Stored items:
········
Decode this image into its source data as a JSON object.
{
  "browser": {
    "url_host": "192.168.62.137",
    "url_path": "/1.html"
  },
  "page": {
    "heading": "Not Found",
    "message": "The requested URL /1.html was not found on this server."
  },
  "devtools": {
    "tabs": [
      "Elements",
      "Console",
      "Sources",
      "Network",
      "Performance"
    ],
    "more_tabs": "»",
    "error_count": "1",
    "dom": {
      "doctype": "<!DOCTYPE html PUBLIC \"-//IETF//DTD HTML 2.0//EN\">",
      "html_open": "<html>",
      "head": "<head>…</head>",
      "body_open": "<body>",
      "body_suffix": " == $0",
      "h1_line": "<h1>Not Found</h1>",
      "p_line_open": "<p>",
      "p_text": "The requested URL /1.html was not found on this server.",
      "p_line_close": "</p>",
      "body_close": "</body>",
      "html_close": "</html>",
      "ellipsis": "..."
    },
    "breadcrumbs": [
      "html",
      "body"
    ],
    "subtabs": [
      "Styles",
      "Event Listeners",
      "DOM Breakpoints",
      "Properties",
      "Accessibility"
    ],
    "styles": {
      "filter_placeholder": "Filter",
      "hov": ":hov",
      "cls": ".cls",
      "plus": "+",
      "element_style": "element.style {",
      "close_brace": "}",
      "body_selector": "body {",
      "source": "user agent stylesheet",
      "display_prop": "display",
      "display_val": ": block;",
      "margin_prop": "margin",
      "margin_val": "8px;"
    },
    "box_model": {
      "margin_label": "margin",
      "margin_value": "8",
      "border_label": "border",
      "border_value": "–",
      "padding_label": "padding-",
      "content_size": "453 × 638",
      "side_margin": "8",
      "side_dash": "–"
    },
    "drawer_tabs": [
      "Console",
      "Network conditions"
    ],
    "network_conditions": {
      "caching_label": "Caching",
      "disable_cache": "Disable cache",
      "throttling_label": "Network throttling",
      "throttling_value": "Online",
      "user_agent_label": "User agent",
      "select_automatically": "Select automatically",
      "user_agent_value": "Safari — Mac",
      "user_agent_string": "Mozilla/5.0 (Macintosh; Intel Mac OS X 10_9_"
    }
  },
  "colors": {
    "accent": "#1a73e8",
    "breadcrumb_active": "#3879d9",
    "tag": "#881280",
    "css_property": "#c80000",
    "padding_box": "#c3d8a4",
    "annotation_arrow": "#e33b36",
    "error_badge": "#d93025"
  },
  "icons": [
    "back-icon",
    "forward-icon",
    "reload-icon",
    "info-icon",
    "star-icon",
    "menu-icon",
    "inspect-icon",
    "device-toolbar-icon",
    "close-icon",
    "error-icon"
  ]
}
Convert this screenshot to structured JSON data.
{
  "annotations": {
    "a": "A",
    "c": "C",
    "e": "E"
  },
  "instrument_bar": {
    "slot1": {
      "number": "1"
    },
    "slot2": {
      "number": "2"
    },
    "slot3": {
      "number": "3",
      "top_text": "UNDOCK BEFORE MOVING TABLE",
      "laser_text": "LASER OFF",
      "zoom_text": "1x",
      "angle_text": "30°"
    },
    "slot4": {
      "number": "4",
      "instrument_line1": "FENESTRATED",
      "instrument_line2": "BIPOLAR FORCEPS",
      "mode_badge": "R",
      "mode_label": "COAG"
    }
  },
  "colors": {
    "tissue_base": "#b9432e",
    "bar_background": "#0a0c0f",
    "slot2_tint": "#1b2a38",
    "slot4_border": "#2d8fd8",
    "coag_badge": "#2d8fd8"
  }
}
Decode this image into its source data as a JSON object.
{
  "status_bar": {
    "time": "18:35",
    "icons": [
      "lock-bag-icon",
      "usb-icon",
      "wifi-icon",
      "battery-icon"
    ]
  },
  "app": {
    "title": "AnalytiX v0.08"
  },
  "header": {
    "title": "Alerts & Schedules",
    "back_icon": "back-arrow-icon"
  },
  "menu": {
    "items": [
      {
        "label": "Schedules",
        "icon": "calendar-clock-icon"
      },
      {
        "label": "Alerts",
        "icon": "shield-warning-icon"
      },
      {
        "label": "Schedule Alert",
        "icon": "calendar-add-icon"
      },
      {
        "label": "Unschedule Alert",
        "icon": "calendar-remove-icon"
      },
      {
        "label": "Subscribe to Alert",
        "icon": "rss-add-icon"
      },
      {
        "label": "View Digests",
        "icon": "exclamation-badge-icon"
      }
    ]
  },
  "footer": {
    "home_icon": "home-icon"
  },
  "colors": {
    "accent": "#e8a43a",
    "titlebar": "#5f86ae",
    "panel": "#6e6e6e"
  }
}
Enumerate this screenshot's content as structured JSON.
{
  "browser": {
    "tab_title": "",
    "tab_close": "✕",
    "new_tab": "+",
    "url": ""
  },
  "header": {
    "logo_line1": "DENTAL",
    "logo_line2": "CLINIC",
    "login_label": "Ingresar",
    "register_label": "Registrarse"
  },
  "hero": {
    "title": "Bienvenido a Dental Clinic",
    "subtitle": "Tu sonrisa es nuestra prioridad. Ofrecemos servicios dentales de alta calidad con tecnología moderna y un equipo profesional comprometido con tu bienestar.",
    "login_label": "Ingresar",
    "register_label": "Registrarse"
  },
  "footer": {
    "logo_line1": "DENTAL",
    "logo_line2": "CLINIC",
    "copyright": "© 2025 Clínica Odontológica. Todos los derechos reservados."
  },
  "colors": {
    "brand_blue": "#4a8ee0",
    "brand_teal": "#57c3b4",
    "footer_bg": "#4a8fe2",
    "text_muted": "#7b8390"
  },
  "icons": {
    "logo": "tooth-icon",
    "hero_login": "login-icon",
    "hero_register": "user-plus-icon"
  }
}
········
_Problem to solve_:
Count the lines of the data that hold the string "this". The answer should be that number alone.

_Your response_:
6